Cell-level anatomy explains leaf age-dependent declines in mesophyll conductance and photosynthetic capacity in the evergreen Mediterranean oak Quercus ilex subsp. rotundifolia
Leaves of Mediterranean evergreen tree species experience a reduction in net CO2 assimilation (AN) and mesophyll conductance to CO2 (gm) during aging and senescence, which would be influenced by changes in leaf anatomical traits at cell level. Anatomical modifications can be accompanied by the dismantling of photosynthetic apparatus associated to leaf senescence, manifested through changes at biochemical level (i.e., lower nitrogen investment in photosynthetic machinery). However, the role of changes in leaf anatomy at cell level and nitrogen content in gm and AN decline experienced by old non-senescent leaves of evergreen trees with long leaf lifespan is far from being elucidated. We evaluated age-dependent changes in morphological, anatomical, chemical and photosynthetic traits in Quercus ilex subsp. rotundifolia Lam., an evergreen oak with high leaf longevity. All photosynthetic traits decreased with increasing leaf age. The relative change in cell wall thickness (Tcw) was less than in chloroplast surface area exposed to intercellular air space (Sc/S), and Sc/S was a key anatomical trait explaining variations in gm and AN among different age classes. The reduction of Sc/S were related to ultrastructural changes in chloroplasts associated to leaf aging, with a concomitant reduction in cytoplasmic nitrogen.
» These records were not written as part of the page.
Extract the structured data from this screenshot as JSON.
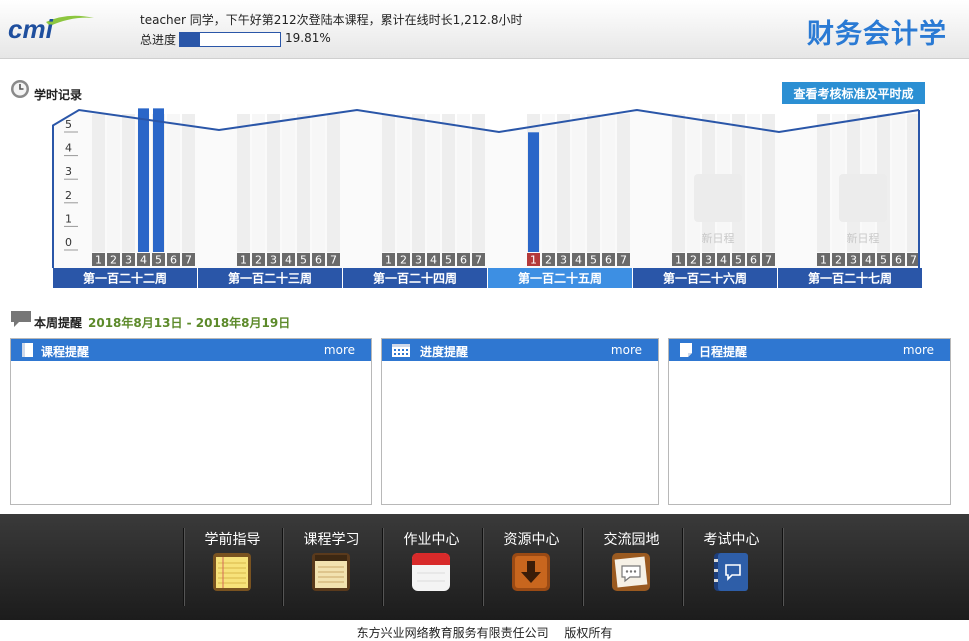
{
  "header": {
    "greeting": "teacher 同学，下午好第212次登陆本课程，累计在线时长1,212.8小时",
    "progress_label": "总进度",
    "progress_value": "19.81%",
    "progress_fraction": 0.1981,
    "course_title": "财务会计学"
  },
  "study_record": {
    "title": "学时记录",
    "standard_button": "查看考核标准及平时成绩",
    "new_schedule_label": "新日程"
  },
  "chart_data": {
    "type": "bar",
    "ylim": [
      0,
      5
    ],
    "yticks": [
      "5",
      "4",
      "3",
      "2",
      "1",
      "0"
    ],
    "day_labels": [
      "1",
      "2",
      "3",
      "4",
      "5",
      "6",
      "7"
    ],
    "weeks": [
      {
        "label": "第一百二十二周",
        "values": [
          0,
          0,
          0,
          5.4,
          5.4,
          0,
          0
        ],
        "current": false,
        "future": false
      },
      {
        "label": "第一百二十三周",
        "values": [
          0,
          0,
          0,
          0,
          0,
          0,
          0
        ],
        "current": false,
        "future": false
      },
      {
        "label": "第一百二十四周",
        "values": [
          0,
          0,
          0,
          0,
          0,
          0,
          0
        ],
        "current": false,
        "future": false
      },
      {
        "label": "第一百二十五周",
        "values": [
          4.5,
          0,
          0,
          0,
          0,
          0,
          0
        ],
        "current": true,
        "future": false,
        "today": 1
      },
      {
        "label": "第一百二十六周",
        "values": [
          0,
          0,
          0,
          0,
          0,
          0,
          0
        ],
        "current": false,
        "future": true
      },
      {
        "label": "第一百二十七周",
        "values": [
          0,
          0,
          0,
          0,
          0,
          0,
          0
        ],
        "current": false,
        "future": true
      }
    ],
    "colors": {
      "bar": "#2a66c8",
      "today": "#b43a3a",
      "band": "#2a56a8",
      "current_band": "#3d8fe3"
    }
  },
  "weekly": {
    "title": "本周提醒",
    "date_range": "2018年8月13日 - 2018年8月19日",
    "panels": [
      {
        "title": "课程提醒",
        "more": "more"
      },
      {
        "title": "进度提醒",
        "more": "more"
      },
      {
        "title": "日程提醒",
        "more": "more"
      }
    ]
  },
  "nav": {
    "items": [
      {
        "label": "学前指导",
        "icon": "notepad-icon"
      },
      {
        "label": "课程学习",
        "icon": "notebook-icon"
      },
      {
        "label": "作业中心",
        "icon": "calendar-icon"
      },
      {
        "label": "资源中心",
        "icon": "download-icon"
      },
      {
        "label": "交流园地",
        "icon": "chat-board-icon"
      },
      {
        "label": "考试中心",
        "icon": "exam-book-icon"
      }
    ]
  },
  "footer": {
    "copyright": "东方兴业网络教育服务有限责任公司　 版权所有"
  }
}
Changes in leaf anatomy and biochemistry were responsible for the age-dependent modifications in gm and AN. These findings revealed a gradual physiological deterioration related to the dismantling of the photosynthetic apparatus in older leaves of Q. ilex subsp. rotundifolia.